Dimorphism. Females larger than males in examined specimens; males with elongate, pointed urogenital papilla and with proximal half of middle most ray(s) of lower caudal lobe fleshly, perhaps glandular in nature.

Distribution. Pseudomystus stenogrammus  ZBK  is only known from the Barito River drainage of southern Borneo.

Etymology. The epithet stenogrammus is compounded from the Greek words stenos, meaning narrow, and gramme, meaning line. The epithet, meaning narrow line, is proposed in reference to the thin white line along the lateral line of the new species and is to be treated as a noun in apposition.

Discussion

Fifteen species of Pseudomystus  ZBK  are now known. The genus is distributed in Thailand, Malaysia, and Indonesia, on Java, Sumatra, and Borneo, with only Pseudomystus siamensis (Regan  , 1913) and P. bomboides  ZBK  known from north of the Thai Peninsula. Borneo has the greatest number of species by far, with at least 10, followed by Sumatra, with about seven. However, the region inhabited by Pseudomystus  ZBK  remains under-collected and the distributions of Pseudomystus  ZBK  species from the southern part of the range are poorly documented, being in many cases known from very few specimens and localities. Range extensions (e.g. from Borneo to Sumatra for Pseudomystus fuscus (Popta  , 1904) and Pseudomystus rugosus (Regan  , 1913) by Tan and Ng, 2000), and additional new species are to be expected as the ichthyofauna of the area becomes better known.
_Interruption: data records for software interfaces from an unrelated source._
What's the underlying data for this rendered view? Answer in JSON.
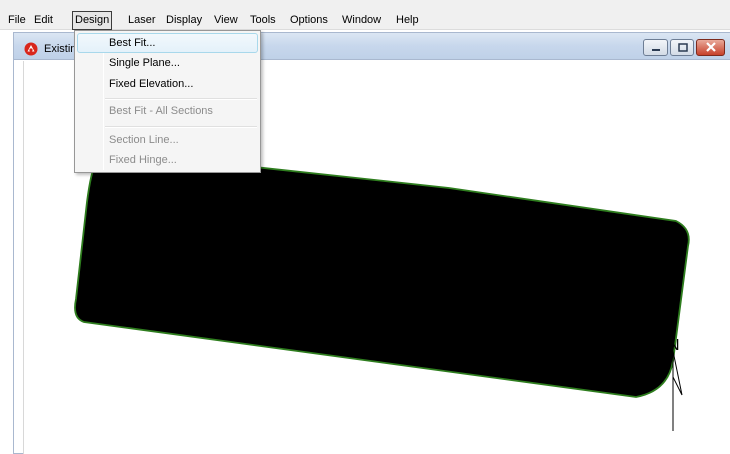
{
  "menubar": {
    "items": [
      "File",
      "Edit",
      "Design",
      "Laser",
      "Display",
      "View",
      "Tools",
      "Options",
      "Window",
      "Help"
    ]
  },
  "child_window": {
    "title": "Existin"
  },
  "design_menu": {
    "items": [
      {
        "label": "Best Fit...",
        "enabled": true
      },
      {
        "label": "Single Plane...",
        "enabled": true
      },
      {
        "label": "Fixed Elevation...",
        "enabled": true
      },
      {
        "label": "Best Fit - All Sections",
        "enabled": false
      },
      {
        "label": "Section Line...",
        "enabled": false
      },
      {
        "label": "Fixed Hinge...",
        "enabled": false
      }
    ]
  },
  "map": {
    "north_label": "N",
    "field_fill": "#000000",
    "field_outline": "#2e7d1e"
  }
}
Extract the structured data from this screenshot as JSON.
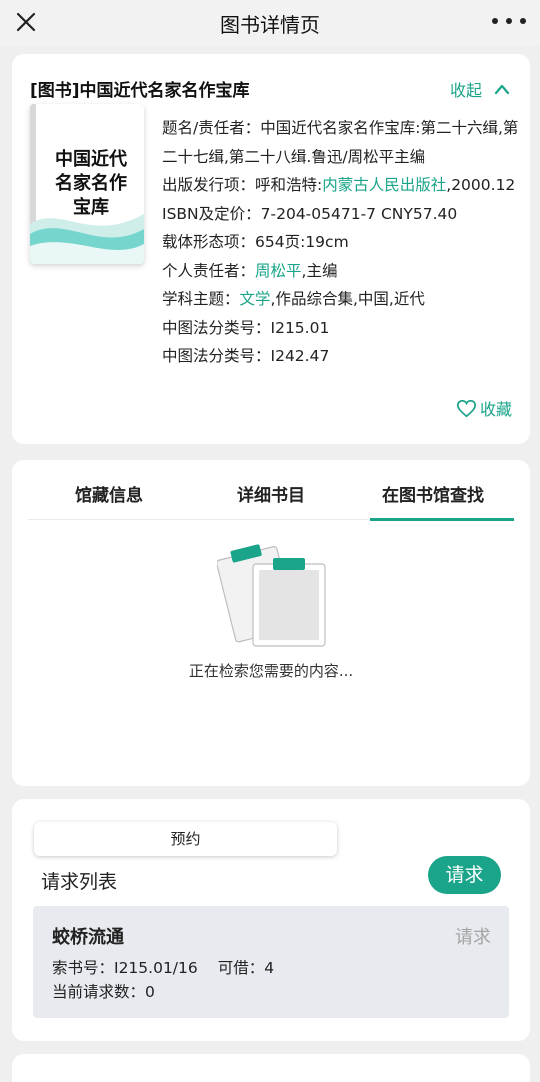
{
  "header": {
    "title": "图书详情页",
    "close_icon": "close-icon",
    "more_icon": "more-dots-icon"
  },
  "book": {
    "title": "[图书]中国近代名家名作宝库",
    "collapse_label": "收起",
    "cover_text": "中国近代名家名作宝库",
    "meta": {
      "title_resp_label": "题名/责任者：",
      "title_resp_value": "中国近代名家名作宝库:第二十六缉,第二十七缉,第二十八缉.鲁迅/周松平主编",
      "publish_label": "出版发行项：",
      "publish_place": "呼和浩特:",
      "publisher": "内蒙古人民出版社",
      "publish_date": ",2000.12",
      "isbn_label": "ISBN及定价：",
      "isbn_value": "7-204-05471-7 CNY57.40",
      "carrier_label": "载体形态项：",
      "carrier_value": "654页:19cm",
      "person_label": "个人责任者：",
      "person_link": "周松平",
      "person_suffix": ",主编",
      "subject_label": "学科主题：",
      "subject_link": "文学",
      "subject_suffix": ",作品综合集,中国,近代",
      "clc1_label": "中图法分类号：",
      "clc1_value": "I215.01",
      "clc2_label": "中图法分类号：",
      "clc2_value": "I242.47"
    },
    "favorite_label": "收藏"
  },
  "tabs": {
    "items": [
      {
        "label": "馆藏信息"
      },
      {
        "label": "详细书目"
      },
      {
        "label": "在图书馆查找"
      }
    ],
    "active_index": 2,
    "loading_text": "正在检索您需要的内容..."
  },
  "request": {
    "reserve_label": "预约",
    "list_label": "请求列表",
    "request_button": "请求",
    "library": {
      "name": "蛟桥流通",
      "request_link": "请求",
      "call_no": "索书号：I215.01/16",
      "available": "可借：4",
      "current_requests": "当前请求数：0"
    }
  },
  "colors": {
    "accent": "#1aa48a",
    "background": "#efefef",
    "item_bg": "#e7eaef"
  }
}
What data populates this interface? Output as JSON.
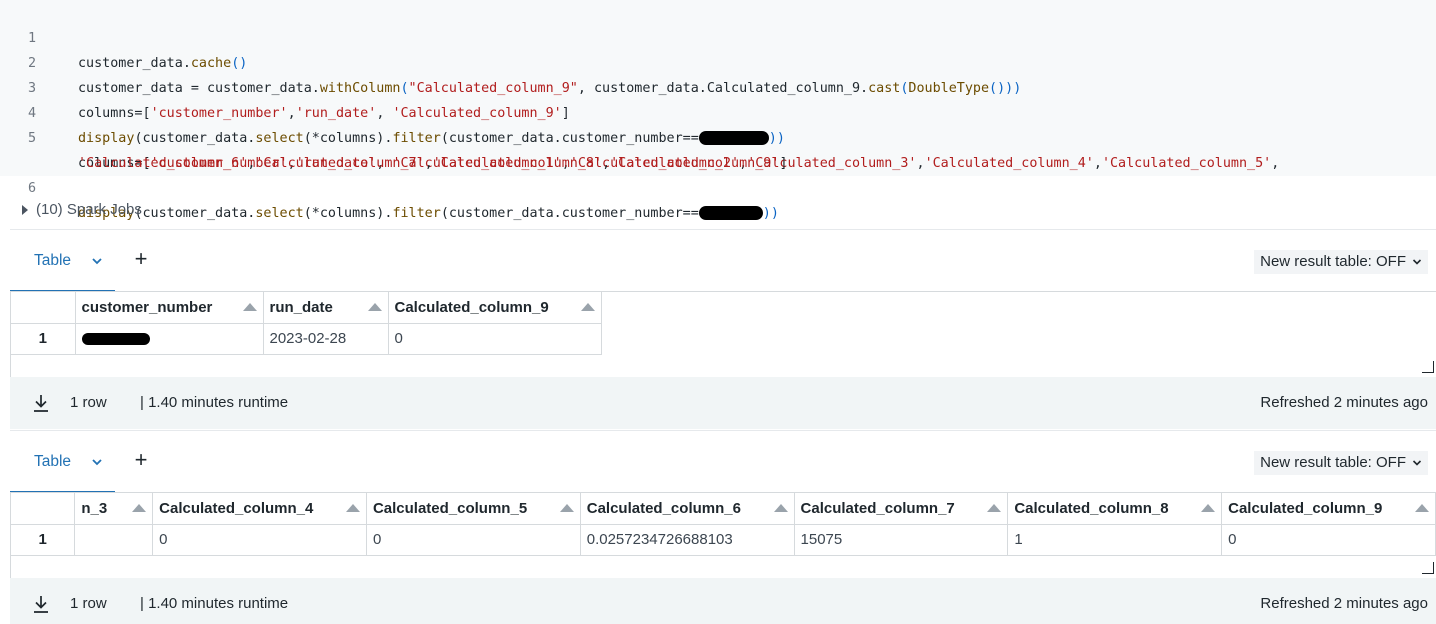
{
  "code": {
    "line_numbers": [
      "1",
      "2",
      "3",
      "4",
      "5",
      "6"
    ],
    "line1": {
      "a": "customer_data",
      "b": ".",
      "c": "cache",
      "d": "()"
    },
    "line2": {
      "a": "customer_data = customer_data.",
      "b": "withColumn",
      "c": "(",
      "d": "\"Calculated_column_9\"",
      "e": ", customer_data.Calculated_column_9.",
      "f": "cast",
      "g": "(",
      "h": "DoubleType",
      "i": "()",
      "j": "))"
    },
    "line3": {
      "a": "columns=[",
      "b": "'customer_number'",
      "c": ",",
      "d": "'run_date'",
      "e": ", ",
      "f": "'Calculated_column_9'",
      "g": "]"
    },
    "line4": {
      "a": "display",
      "b": "(customer_data.",
      "c": "select",
      "d": "(*columns).",
      "e": "filter",
      "f": "(customer_data.customer_number==",
      "g": "))"
    },
    "line5a": {
      "a": "columns=[",
      "b": "'customer_number'",
      "c": ",",
      "d": "'run_date'",
      "e": ", ",
      "f": "'Calculated_column_1'",
      "g": ",",
      "h": "'Calculated_column_2'",
      "i": ",",
      "j": "'Calculated_column_3'",
      "k": ",",
      "l": "'Calculated_column_4'",
      "m": ",",
      "n": "'Calculated_column_5'",
      "o": ","
    },
    "line5b": {
      "a": "'Calculated_column_6'",
      "b": ",",
      "c": "'Calculated_column_7'",
      "d": ",",
      "e": "'Calculated_column_8'",
      "f": ",",
      "g": "'Calculated_column_9'",
      "h": "]"
    },
    "line6": {
      "a": "display",
      "b": "(customer_data.",
      "c": "select",
      "d": "(*columns).",
      "e": "filter",
      "f": "(customer_data.customer_number==",
      "g": "))"
    }
  },
  "spark_jobs": {
    "label": "(10) Spark Jobs",
    "icon": "caret-right-icon"
  },
  "results": [
    {
      "tab_label": "Table",
      "new_result_label": "New result table: OFF",
      "columns": [
        "customer_number",
        "run_date",
        "Calculated_column_9"
      ],
      "row": {
        "number": "1",
        "customer_number": "",
        "run_date": "2023-02-28",
        "calculated_column_9": "0"
      },
      "footer": {
        "rows": "1 row",
        "runtime": "| 1.40 minutes runtime",
        "refreshed": "Refreshed 2 minutes ago"
      }
    },
    {
      "tab_label": "Table",
      "new_result_label": "New result table: OFF",
      "columns": [
        "n_3",
        "Calculated_column_4",
        "Calculated_column_5",
        "Calculated_column_6",
        "Calculated_column_7",
        "Calculated_column_8",
        "Calculated_column_9"
      ],
      "row": {
        "number": "1",
        "values": [
          "",
          "0",
          "0",
          "0.0257234726688103",
          "15075",
          "1",
          "0"
        ]
      },
      "footer": {
        "rows": "1 row",
        "runtime": "| 1.40 minutes runtime",
        "refreshed": "Refreshed 2 minutes ago"
      }
    }
  ],
  "colors": {
    "accent": "#2272b4",
    "string": "#b11d1d",
    "method": "#6c4c00",
    "footer_bg": "#f1f5f6",
    "editor_bg": "#f7f9fa"
  }
}
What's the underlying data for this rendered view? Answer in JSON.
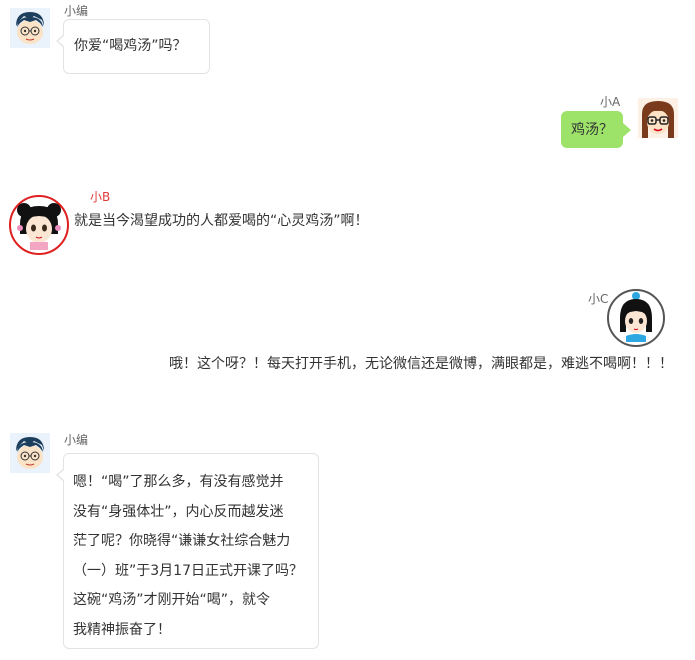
{
  "messages": [
    {
      "sender": "小编",
      "text": "你爱“喝鸡汤”吗？"
    },
    {
      "sender": "小A",
      "text": "鸡汤？"
    },
    {
      "sender": "小B",
      "text": "就是当今渴望成功的人都爱喝的“心灵鸡汤”啊！"
    },
    {
      "sender": "小C",
      "text": "哦！这个呀？！每天打开手机，无论微信还是微博，满眼都是，难逃不喝啊！！！"
    },
    {
      "sender": "小编",
      "text": "嗯！“喝”了那么多，有没有感觉并\n没有“身强体壮”，内心反而越发迷\n茫了呢？你晓得“谦谦女社综合魅力\n（一）班”于3月17日正式开课了吗？\n这碗“鸡汤”才刚开始“喝”，就令\n我精神振奋了！"
    }
  ],
  "colors": {
    "green_bubble": "#9de36a",
    "b_name": "#e03c3c",
    "ring_red": "#e02020"
  },
  "avatars": [
    "editor-avatar",
    "user-a-avatar",
    "user-b-avatar",
    "user-c-avatar",
    "editor-avatar"
  ]
}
MZB

MZB

BMNH

United Kingdom, London, The Natural History Museum [formerly British Museum (Natural History)]

ZRC

Singapore, National University of Singapore, Raffles Museum of Biodiversity Research, Zoological Reference Collection